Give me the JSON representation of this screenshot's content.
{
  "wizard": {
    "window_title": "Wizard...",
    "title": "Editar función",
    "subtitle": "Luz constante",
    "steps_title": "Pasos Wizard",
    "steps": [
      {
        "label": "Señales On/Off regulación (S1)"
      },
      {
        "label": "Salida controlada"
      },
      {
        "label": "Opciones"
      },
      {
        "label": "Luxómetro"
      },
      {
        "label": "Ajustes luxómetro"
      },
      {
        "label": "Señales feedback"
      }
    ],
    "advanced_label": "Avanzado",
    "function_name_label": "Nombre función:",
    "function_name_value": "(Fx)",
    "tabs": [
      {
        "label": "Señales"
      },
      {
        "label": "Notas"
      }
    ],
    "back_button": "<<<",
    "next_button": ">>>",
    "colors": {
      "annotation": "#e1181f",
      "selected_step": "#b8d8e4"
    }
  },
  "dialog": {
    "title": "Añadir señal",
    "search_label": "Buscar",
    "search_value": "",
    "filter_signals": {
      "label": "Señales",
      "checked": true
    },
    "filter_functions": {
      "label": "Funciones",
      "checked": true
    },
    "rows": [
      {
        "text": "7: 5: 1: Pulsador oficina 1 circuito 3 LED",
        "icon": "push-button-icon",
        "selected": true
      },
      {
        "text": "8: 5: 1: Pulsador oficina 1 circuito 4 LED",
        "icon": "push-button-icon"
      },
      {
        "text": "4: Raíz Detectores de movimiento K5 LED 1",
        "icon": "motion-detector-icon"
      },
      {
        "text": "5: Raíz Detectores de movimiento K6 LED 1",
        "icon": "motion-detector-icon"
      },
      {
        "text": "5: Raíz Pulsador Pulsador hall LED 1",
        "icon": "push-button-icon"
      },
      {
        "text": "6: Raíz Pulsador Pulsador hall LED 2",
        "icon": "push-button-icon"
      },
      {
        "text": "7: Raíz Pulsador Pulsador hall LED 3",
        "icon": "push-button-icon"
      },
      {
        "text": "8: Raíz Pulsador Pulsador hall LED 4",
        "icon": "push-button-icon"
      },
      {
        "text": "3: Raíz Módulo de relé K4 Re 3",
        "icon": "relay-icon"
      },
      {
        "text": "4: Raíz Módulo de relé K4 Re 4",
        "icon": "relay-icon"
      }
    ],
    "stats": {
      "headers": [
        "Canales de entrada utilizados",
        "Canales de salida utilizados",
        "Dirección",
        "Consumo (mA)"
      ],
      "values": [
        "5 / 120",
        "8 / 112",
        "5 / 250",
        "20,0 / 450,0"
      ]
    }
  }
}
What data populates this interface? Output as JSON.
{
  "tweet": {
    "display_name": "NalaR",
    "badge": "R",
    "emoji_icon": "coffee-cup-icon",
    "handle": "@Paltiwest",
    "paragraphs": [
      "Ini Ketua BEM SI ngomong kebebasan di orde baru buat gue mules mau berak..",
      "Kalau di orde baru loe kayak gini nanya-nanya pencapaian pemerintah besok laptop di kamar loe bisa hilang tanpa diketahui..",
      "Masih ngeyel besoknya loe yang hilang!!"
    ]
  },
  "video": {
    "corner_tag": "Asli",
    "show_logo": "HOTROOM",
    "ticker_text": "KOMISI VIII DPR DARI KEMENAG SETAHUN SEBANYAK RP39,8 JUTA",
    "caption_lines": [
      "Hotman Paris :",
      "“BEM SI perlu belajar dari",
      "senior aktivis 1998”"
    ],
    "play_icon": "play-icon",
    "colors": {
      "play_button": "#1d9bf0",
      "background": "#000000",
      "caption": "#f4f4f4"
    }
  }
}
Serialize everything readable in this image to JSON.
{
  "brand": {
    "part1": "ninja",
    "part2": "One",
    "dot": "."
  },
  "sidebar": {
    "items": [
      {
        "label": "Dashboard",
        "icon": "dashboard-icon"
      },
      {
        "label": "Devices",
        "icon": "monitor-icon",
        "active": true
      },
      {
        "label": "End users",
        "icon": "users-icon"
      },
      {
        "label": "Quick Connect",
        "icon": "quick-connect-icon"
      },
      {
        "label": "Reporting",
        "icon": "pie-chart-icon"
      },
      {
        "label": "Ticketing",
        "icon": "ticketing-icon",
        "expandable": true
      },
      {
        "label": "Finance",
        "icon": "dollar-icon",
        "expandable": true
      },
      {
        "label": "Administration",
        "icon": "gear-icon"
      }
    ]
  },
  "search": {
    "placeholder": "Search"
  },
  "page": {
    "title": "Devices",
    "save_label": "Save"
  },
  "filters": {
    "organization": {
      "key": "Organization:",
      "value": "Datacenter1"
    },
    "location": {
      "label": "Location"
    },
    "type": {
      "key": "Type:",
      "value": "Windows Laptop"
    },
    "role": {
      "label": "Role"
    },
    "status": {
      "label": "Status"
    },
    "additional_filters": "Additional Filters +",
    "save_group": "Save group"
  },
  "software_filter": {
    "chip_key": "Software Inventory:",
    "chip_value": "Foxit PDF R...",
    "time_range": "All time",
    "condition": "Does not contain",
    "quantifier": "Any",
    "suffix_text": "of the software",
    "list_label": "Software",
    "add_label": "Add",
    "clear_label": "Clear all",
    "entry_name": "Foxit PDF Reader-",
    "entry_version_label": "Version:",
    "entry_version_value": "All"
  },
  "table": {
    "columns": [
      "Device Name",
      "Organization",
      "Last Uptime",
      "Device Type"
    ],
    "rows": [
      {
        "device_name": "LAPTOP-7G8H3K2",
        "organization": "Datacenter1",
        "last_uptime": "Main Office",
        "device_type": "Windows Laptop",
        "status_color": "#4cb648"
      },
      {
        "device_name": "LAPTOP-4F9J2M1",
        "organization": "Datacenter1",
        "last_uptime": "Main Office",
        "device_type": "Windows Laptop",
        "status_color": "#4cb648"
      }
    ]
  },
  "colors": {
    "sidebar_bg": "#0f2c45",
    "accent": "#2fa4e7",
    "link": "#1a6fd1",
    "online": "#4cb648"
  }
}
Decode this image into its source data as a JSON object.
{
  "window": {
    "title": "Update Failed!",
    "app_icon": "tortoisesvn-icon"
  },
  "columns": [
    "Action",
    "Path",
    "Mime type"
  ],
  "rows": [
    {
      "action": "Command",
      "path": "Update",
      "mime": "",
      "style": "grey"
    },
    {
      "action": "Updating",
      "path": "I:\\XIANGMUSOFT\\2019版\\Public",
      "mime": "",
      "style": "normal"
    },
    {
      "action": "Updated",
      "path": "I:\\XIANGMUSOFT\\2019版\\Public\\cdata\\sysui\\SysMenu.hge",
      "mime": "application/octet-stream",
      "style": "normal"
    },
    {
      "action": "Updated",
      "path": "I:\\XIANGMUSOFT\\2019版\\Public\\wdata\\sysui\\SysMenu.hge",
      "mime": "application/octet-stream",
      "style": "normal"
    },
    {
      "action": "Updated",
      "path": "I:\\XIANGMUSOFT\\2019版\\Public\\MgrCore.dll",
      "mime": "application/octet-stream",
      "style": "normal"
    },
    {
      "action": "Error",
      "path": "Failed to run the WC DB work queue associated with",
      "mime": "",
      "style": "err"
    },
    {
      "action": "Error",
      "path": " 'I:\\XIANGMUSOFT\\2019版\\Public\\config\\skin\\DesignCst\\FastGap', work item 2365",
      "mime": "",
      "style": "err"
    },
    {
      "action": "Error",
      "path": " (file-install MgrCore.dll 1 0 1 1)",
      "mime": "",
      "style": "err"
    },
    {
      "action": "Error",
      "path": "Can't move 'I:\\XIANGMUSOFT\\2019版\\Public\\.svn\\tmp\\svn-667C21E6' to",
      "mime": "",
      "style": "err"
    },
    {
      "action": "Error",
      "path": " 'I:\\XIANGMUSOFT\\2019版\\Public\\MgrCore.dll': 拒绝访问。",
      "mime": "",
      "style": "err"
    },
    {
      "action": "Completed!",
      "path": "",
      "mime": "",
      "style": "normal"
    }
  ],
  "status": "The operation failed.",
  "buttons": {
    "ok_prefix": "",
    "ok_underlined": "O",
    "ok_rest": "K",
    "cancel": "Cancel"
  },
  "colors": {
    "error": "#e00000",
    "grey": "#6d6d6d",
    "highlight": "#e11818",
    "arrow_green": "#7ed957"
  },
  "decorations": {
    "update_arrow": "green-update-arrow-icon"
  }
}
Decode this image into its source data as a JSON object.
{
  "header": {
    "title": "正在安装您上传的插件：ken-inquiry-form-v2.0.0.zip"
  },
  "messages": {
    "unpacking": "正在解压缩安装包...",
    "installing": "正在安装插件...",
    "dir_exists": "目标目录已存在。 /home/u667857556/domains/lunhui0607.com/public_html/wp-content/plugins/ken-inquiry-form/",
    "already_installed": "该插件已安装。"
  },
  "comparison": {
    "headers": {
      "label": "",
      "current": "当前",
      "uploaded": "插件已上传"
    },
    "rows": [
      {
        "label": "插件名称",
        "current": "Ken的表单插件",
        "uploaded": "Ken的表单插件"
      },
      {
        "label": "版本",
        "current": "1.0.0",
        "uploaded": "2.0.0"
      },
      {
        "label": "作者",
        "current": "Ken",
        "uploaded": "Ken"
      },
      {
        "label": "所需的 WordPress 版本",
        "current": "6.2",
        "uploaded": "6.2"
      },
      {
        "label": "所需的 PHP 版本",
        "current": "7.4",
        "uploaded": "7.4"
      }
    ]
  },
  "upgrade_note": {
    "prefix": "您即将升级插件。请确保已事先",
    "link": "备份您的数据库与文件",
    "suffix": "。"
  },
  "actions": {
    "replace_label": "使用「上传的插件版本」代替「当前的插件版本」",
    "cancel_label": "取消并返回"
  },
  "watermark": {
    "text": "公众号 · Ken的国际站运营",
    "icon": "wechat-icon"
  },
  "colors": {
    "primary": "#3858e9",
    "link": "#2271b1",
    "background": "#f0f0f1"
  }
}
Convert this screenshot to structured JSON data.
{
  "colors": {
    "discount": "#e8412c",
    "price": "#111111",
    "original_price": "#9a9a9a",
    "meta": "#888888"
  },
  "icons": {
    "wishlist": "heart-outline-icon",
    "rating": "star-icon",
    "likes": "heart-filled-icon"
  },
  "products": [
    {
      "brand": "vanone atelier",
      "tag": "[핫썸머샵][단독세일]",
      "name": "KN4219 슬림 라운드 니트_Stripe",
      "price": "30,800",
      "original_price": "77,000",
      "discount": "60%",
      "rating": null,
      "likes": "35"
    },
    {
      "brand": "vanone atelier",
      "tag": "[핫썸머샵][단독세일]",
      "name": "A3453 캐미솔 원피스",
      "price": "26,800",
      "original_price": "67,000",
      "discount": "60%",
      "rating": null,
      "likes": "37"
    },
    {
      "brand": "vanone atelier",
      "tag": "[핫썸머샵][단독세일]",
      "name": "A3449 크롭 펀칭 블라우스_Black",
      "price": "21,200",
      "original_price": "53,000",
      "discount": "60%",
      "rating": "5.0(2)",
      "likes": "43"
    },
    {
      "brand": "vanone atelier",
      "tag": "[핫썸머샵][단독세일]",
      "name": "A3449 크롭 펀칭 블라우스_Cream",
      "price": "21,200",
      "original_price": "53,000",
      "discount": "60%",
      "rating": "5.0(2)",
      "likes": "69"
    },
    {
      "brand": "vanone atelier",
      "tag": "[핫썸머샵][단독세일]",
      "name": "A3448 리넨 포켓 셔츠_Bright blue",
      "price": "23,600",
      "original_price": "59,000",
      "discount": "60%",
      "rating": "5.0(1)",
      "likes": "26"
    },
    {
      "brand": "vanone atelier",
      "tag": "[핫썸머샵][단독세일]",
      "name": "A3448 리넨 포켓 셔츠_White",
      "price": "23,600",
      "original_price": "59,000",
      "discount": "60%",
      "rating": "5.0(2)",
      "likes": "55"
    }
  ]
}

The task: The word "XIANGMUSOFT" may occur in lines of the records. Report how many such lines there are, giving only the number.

Exercise output: 7